Performance Comparison of Public Bike Demand Predictions: The Impact of Weather and Air Pollution
thesisposted on 15.12.2020, 01:26 by Min Namgung
Many metropolitan cities motivate people to exploit public bike-sharing programs as alternative transportation for many reasons. Due to its’ popularity, multiple types of research on optimizing public bike-sharing systems is conducted on city-level, neighborhood-level, station-level, or user-level to predict the public bike demand. Previously, the research on the public bike demand prediction primarily focused on discovering a relationship with weather as an external factor that possibly impacted the bike usage or analyzing the bike user trend in one aspect. This work hypothesizes two external factors that are likely to affect public bike demand: weather and air pollution. This study uses a public bike data set, daily temperature, precipitation data, and air condition data to discover the trend of bike usage using multiple machine learning techniques such as Decision Tree, Naïve Bayes, and Random Forest. After conducting the research, each algorithm’s output is evaluated with performance comparisons such as accuracy, precision, or sensitivity.
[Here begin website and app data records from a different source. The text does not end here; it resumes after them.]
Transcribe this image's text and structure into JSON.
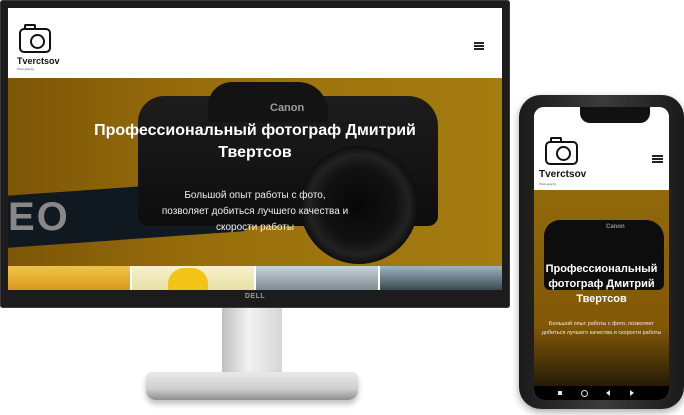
{
  "monitor": {
    "brand": "DELL"
  },
  "desktop_site": {
    "logo": {
      "name": "Tverctsov",
      "subtitle": "Photography",
      "icon": "camera-icon"
    },
    "menu_icon": "hamburger-menu-icon",
    "hero": {
      "title": "Профессиональный фотограф Дмитрий Твертсов",
      "subtitle": "Большой опыт работы с фото, позволяет добиться лучшего качества и скорости работы",
      "camera_brand": "Canon",
      "strap_text": "EO"
    },
    "gallery": [
      "photo-1",
      "photo-2",
      "photo-3",
      "photo-4"
    ]
  },
  "mobile_site": {
    "logo": {
      "name": "Tverctsov",
      "subtitle": "Photography",
      "icon": "camera-icon"
    },
    "menu_icon": "hamburger-menu-icon",
    "hero": {
      "title": "Профессиональный фотограф Дмитрий Твертсов",
      "subtitle": "Большой опыт работы с фото, позволяет добиться лучшего качества и скорости работы",
      "camera_brand": "Canon"
    },
    "nav_icons": [
      "recent-apps-icon",
      "home-icon",
      "back-icon",
      "menu-icon"
    ]
  }
}
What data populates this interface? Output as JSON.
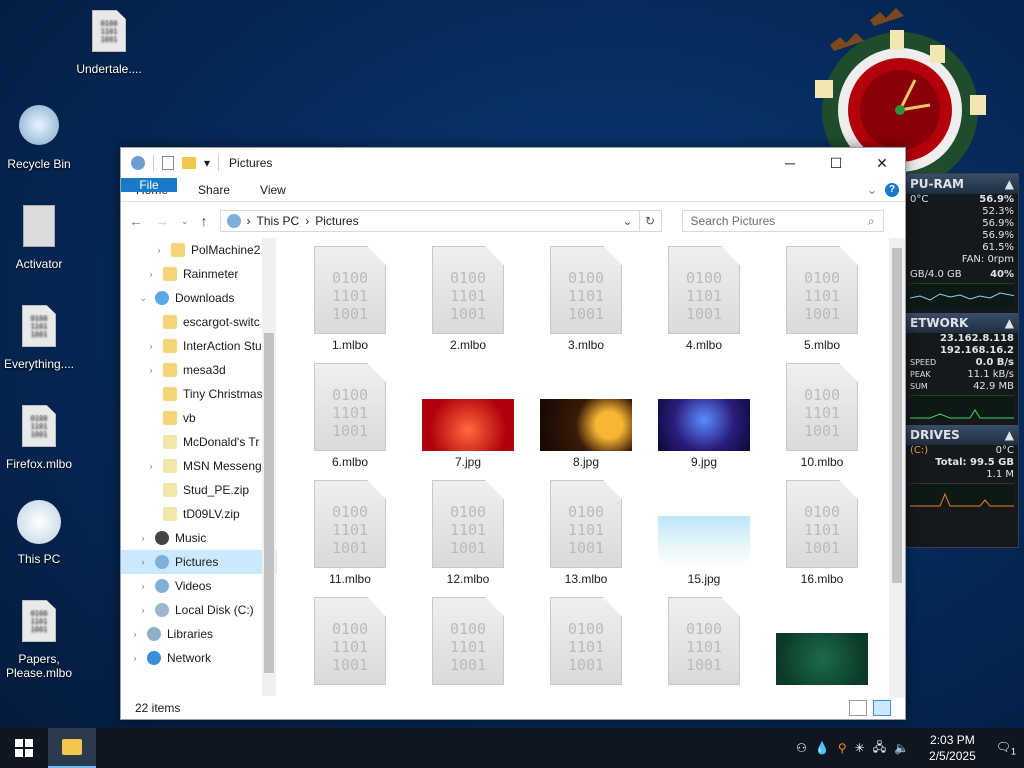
{
  "desktop": {
    "icons": [
      {
        "label": "Undertale....",
        "icon": "binary-file-icon"
      },
      {
        "label": "Recycle Bin",
        "icon": "recycle-bin-icon"
      },
      {
        "label": "Activator",
        "icon": "activator-icon"
      },
      {
        "label": "Everything....",
        "icon": "binary-file-icon"
      },
      {
        "label": "Firefox.mlbo",
        "icon": "binary-file-icon"
      },
      {
        "label": "This PC",
        "icon": "this-pc-icon"
      },
      {
        "label": "Papers, Please.mlbo",
        "icon": "binary-file-icon"
      }
    ]
  },
  "rainmeter": {
    "cpu_header": "PU-RAM",
    "temp": "0°C",
    "cpu_total": "56.9%",
    "cores": [
      "52.3%",
      "56.9%",
      "56.9%",
      "61.5%"
    ],
    "fan": "FAN: 0rpm",
    "ram": "GB/4.0 GB",
    "ram_pct": "40%",
    "net_header": "ETWORK",
    "ip1": "23.162.8.118",
    "ip2": "192.168.16.2",
    "speed_label": "SPEED",
    "speed": "0.0 B/s",
    "peak_label": "PEAK",
    "peak": "11.1 kB/s",
    "sum_label": "SUM",
    "sum": "42.9 MB",
    "drives_header": "DRIVES",
    "drive": "(C:)",
    "drive_temp": "0°C",
    "drive_total": "Total: 99.5 GB",
    "drive_io": "1.1 M"
  },
  "window": {
    "title": "Pictures",
    "ribbon": {
      "file": "File",
      "tabs": [
        "Home",
        "Share",
        "View"
      ]
    },
    "address": {
      "segments": [
        "This PC",
        "Pictures"
      ]
    },
    "search_placeholder": "Search Pictures",
    "nav": [
      {
        "label": "PolMachine2",
        "indent": 2,
        "arrow": "›",
        "icon": "folder"
      },
      {
        "label": "Rainmeter",
        "indent": 1,
        "arrow": "›",
        "icon": "folder"
      },
      {
        "label": "Downloads",
        "indent": 0,
        "arrow": "⌄",
        "icon": "downloads"
      },
      {
        "label": "escargot-switc",
        "indent": 1,
        "arrow": "",
        "icon": "folder"
      },
      {
        "label": "InterAction Stu",
        "indent": 1,
        "arrow": "›",
        "icon": "folder"
      },
      {
        "label": "mesa3d",
        "indent": 1,
        "arrow": "›",
        "icon": "folder"
      },
      {
        "label": "Tiny Christmas",
        "indent": 1,
        "arrow": "",
        "icon": "folder"
      },
      {
        "label": "vb",
        "indent": 1,
        "arrow": "",
        "icon": "folder"
      },
      {
        "label": "McDonald's Tr",
        "indent": 1,
        "arrow": "",
        "icon": "zip"
      },
      {
        "label": "MSN Messeng",
        "indent": 1,
        "arrow": "›",
        "icon": "zip"
      },
      {
        "label": "Stud_PE.zip",
        "indent": 1,
        "arrow": "",
        "icon": "zip"
      },
      {
        "label": "tD09LV.zip",
        "indent": 1,
        "arrow": "",
        "icon": "zip"
      },
      {
        "label": "Music",
        "indent": 0,
        "arrow": "›",
        "icon": "music"
      },
      {
        "label": "Pictures",
        "indent": 0,
        "arrow": "›",
        "icon": "pictures",
        "selected": true
      },
      {
        "label": "Videos",
        "indent": 0,
        "arrow": "›",
        "icon": "videos"
      },
      {
        "label": "Local Disk (C:)",
        "indent": 0,
        "arrow": "›",
        "icon": "disk"
      },
      {
        "label": "Libraries",
        "indent": -1,
        "arrow": "›",
        "icon": "library"
      },
      {
        "label": "Network",
        "indent": -1,
        "arrow": "›",
        "icon": "network"
      }
    ],
    "files": [
      {
        "name": "1.mlbo",
        "type": "bin"
      },
      {
        "name": "2.mlbo",
        "type": "bin"
      },
      {
        "name": "3.mlbo",
        "type": "bin"
      },
      {
        "name": "4.mlbo",
        "type": "bin"
      },
      {
        "name": "5.mlbo",
        "type": "bin"
      },
      {
        "name": "6.mlbo",
        "type": "bin"
      },
      {
        "name": "7.jpg",
        "type": "img",
        "color": "red"
      },
      {
        "name": "8.jpg",
        "type": "img",
        "color": "tree"
      },
      {
        "name": "9.jpg",
        "type": "img",
        "color": "blue"
      },
      {
        "name": "10.mlbo",
        "type": "bin"
      },
      {
        "name": "11.mlbo",
        "type": "bin"
      },
      {
        "name": "12.mlbo",
        "type": "bin"
      },
      {
        "name": "13.mlbo",
        "type": "bin"
      },
      {
        "name": "15.jpg",
        "type": "img",
        "color": "santa"
      },
      {
        "name": "16.mlbo",
        "type": "bin"
      },
      {
        "name": "",
        "type": "bin"
      },
      {
        "name": "",
        "type": "bin"
      },
      {
        "name": "",
        "type": "bin"
      },
      {
        "name": "",
        "type": "bin"
      },
      {
        "name": "",
        "type": "img",
        "color": "green"
      }
    ],
    "status": "22 items"
  },
  "taskbar": {
    "time": "2:03 PM",
    "date": "2/5/2025",
    "notifications": "1"
  },
  "colors": {
    "accent": "#1979ca",
    "selection": "#cce8ff",
    "taskbar": "#0f1621"
  }
}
As a result, Random Forest is an efficient classifier for the bike demand prediction by weather and precipitation, and Decision Tree performs best for the bike demand prediction by air pollutants. Also, the three class labelings in the daily bike demand has high specificity, and is easy to trace the trend of the public bike system.